Alarm hazards are number one on the list of Top 10 Health Technology Hazards published by the Emergency Care Research Institute (ECRI). Ventilator disconnections not caught because of mis-set or missed alarms ranks as number five.
“It is still too easy to set alarm limits and parameters incorrectly,” stated Brad Bonnette, health devices product engineer, ECRI at the 2014 AAMI/FDA Summit on Ventilator Technology.
Helping clinicians become competent in setting initial alarms is a special emphasis of IngMar Medical’s “Initiation of Mechanical Ventilation” Curriculum Module to be released later this summer. Working with the RespiPatient® manikin, learners get hands-on practice setting initial alarms, then adjusting alarms when the patient’s condition changes.
The challenge of learning to set alarms correctly is complicated by the lack of clinical practice guidelines for ventilator alarm settings. Guidelines differ from hospital to hospital and there are even differences between major mechanical ventilation textbooks. This can mean that clinicians need to be trained for each clinical setting.
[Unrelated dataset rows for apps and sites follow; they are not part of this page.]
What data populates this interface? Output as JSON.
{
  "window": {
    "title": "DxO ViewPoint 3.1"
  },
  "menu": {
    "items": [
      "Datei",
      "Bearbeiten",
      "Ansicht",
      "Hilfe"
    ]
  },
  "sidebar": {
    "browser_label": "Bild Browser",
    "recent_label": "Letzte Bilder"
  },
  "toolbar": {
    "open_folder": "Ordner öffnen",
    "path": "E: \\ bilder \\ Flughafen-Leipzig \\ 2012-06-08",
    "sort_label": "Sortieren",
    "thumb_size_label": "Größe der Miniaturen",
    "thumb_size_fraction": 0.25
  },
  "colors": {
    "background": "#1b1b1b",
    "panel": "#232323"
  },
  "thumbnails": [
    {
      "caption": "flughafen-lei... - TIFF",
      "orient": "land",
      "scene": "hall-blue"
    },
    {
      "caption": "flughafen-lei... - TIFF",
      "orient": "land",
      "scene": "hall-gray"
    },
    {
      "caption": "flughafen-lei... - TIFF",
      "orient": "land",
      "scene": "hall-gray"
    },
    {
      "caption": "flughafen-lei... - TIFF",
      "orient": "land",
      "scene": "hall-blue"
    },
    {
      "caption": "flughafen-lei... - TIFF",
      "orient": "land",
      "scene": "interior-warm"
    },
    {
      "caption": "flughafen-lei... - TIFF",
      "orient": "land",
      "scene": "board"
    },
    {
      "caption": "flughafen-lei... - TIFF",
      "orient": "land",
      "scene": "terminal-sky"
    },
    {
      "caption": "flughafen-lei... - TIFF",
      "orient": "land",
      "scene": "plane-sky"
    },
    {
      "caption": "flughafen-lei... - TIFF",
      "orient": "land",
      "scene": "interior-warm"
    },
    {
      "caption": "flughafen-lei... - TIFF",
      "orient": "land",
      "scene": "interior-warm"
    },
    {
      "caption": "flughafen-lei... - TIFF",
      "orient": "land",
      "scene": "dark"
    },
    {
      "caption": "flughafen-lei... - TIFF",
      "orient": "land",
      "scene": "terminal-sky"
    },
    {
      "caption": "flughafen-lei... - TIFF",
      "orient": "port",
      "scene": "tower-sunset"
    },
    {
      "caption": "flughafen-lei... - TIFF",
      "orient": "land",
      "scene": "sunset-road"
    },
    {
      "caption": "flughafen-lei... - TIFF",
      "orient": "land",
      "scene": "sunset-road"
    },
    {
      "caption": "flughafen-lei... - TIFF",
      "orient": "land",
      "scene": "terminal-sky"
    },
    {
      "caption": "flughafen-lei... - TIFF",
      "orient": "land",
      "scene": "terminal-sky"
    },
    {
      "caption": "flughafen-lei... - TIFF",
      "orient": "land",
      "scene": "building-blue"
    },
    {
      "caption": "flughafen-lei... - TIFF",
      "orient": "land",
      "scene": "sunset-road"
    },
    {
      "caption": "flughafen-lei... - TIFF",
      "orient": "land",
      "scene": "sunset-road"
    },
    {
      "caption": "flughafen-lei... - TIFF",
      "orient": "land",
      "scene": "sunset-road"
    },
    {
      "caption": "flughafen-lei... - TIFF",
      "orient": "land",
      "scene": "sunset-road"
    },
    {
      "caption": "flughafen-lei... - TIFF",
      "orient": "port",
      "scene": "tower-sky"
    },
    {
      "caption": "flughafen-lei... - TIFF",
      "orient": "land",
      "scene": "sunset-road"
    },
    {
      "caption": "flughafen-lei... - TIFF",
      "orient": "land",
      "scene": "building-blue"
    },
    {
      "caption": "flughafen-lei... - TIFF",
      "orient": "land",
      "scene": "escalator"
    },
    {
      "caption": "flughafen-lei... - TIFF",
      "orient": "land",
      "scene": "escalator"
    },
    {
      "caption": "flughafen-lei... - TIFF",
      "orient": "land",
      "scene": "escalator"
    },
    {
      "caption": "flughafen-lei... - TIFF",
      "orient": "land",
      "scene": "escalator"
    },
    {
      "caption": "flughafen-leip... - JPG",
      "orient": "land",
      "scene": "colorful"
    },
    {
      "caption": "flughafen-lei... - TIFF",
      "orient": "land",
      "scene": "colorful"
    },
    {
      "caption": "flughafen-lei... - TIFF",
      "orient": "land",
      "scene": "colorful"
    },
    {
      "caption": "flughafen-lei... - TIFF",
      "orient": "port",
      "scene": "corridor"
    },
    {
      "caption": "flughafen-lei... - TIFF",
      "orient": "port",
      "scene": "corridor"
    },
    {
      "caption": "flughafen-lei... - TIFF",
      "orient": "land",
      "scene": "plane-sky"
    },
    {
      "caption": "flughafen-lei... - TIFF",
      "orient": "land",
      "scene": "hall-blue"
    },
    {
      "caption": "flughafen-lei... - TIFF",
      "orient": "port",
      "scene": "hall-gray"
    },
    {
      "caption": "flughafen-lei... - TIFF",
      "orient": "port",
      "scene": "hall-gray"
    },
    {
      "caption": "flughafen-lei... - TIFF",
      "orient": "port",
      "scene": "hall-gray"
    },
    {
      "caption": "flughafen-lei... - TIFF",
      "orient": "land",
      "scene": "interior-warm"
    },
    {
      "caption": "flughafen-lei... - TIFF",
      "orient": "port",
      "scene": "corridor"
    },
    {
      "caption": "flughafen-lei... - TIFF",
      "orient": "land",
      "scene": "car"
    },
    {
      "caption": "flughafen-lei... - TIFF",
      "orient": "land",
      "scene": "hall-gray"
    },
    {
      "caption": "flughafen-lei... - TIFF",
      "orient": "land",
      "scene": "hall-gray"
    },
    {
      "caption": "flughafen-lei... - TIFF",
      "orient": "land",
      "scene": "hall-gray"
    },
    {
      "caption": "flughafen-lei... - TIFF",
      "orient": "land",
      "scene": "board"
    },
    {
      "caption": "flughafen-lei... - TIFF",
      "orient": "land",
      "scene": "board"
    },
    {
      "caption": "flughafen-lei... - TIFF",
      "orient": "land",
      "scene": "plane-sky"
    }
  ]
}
The settings provided in the simulations are a result of a rigorous review of published values in respected mechanical ventilation textbooks as well as common clinical practice. An overview table of the recommended ventilator settings from the textbooks is provided with the modules and educators can tweak the simulation to teach the values they prefer.